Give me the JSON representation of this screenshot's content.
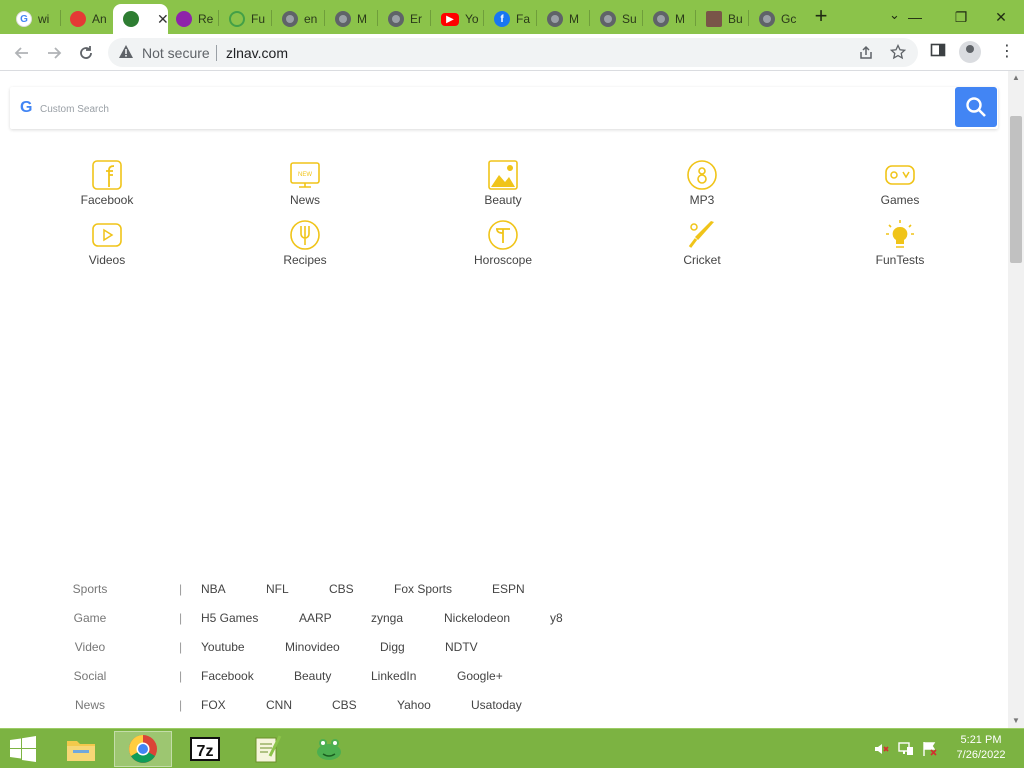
{
  "browser": {
    "tabs": [
      {
        "title": "wi",
        "icon": "google-icon",
        "active": false
      },
      {
        "title": "An",
        "icon": "pokeball-icon",
        "active": false
      },
      {
        "title": "",
        "icon": "globe-leaf-icon",
        "active": true
      },
      {
        "title": "Re",
        "icon": "purple-app-icon",
        "active": false
      },
      {
        "title": "Fu",
        "icon": "lightbulb-icon",
        "active": false
      },
      {
        "title": "en",
        "icon": "globe-icon",
        "active": false
      },
      {
        "title": "M",
        "icon": "globe-icon",
        "active": false
      },
      {
        "title": "Er",
        "icon": "globe-icon",
        "active": false
      },
      {
        "title": "Yo",
        "icon": "youtube-icon",
        "active": false
      },
      {
        "title": "Fa",
        "icon": "facebook-icon",
        "active": false
      },
      {
        "title": "M",
        "icon": "globe-icon",
        "active": false
      },
      {
        "title": "Su",
        "icon": "globe-icon",
        "active": false
      },
      {
        "title": "M",
        "icon": "globe-icon",
        "active": false
      },
      {
        "title": "Bu",
        "icon": "image-icon",
        "active": false
      },
      {
        "title": "Gc",
        "icon": "globe-icon",
        "active": false
      }
    ],
    "new_tab_label": "+",
    "security_label": "Not secure",
    "url": "zlnav.com"
  },
  "search": {
    "placeholder": "Custom Search",
    "brand_mark": "G",
    "button_icon": "search-icon"
  },
  "categories": [
    {
      "label": "Facebook",
      "icon": "facebook-icon"
    },
    {
      "label": "News",
      "icon": "news-icon"
    },
    {
      "label": "Beauty",
      "icon": "beauty-icon"
    },
    {
      "label": "MP3",
      "icon": "mp3-icon"
    },
    {
      "label": "Games",
      "icon": "gamepad-icon"
    },
    {
      "label": "Videos",
      "icon": "video-icon"
    },
    {
      "label": "Recipes",
      "icon": "recipes-icon"
    },
    {
      "label": "Horoscope",
      "icon": "horoscope-icon"
    },
    {
      "label": "Cricket",
      "icon": "cricket-icon"
    },
    {
      "label": "FunTests",
      "icon": "lightbulb-icon"
    }
  ],
  "link_rows": [
    {
      "name": "Sports",
      "links": [
        "NBA",
        "NFL",
        "CBS",
        "Fox Sports",
        "ESPN"
      ]
    },
    {
      "name": "Game",
      "links": [
        "H5 Games",
        "AARP",
        "zynga",
        "Nickelodeon",
        "y8"
      ]
    },
    {
      "name": "Video",
      "links": [
        "Youtube",
        "Minovideo",
        "Digg",
        "NDTV"
      ]
    },
    {
      "name": "Social",
      "links": [
        "Facebook",
        "Beauty",
        "LinkedIn",
        "Google+"
      ]
    },
    {
      "name": "News",
      "links": [
        "FOX",
        "CNN",
        "CBS",
        "Yahoo",
        "Usatoday"
      ]
    }
  ],
  "link_separator": "|",
  "taskbar": {
    "items": [
      {
        "name": "file-explorer-icon",
        "active": false
      },
      {
        "name": "chrome-icon",
        "active": true
      },
      {
        "name": "7zip-icon",
        "active": false
      },
      {
        "name": "notepad-plus-plus-icon",
        "active": false
      },
      {
        "name": "frog-app-icon",
        "active": false
      }
    ],
    "time": "5:21 PM",
    "date": "7/26/2022"
  },
  "colors": {
    "tab_strip": "#8bc34a",
    "taskbar": "#7cb342",
    "search_button": "#4285f4",
    "category_icon": "#f0c419"
  }
}
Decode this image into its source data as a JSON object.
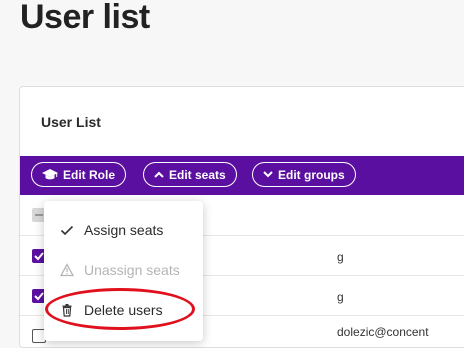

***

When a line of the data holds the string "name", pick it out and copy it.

=== TASK RESPONSE ===
      "name": "Sports",
      "name": "Game",
      "name": "Video",
      "name": "Social",
      "name": "News",
        "name": "file-explorer-icon",
        "name": "chrome-icon",
        "name": "7zip-icon",
        "name": "notepad-plus-plus-icon",
        "name": "frog-app-icon",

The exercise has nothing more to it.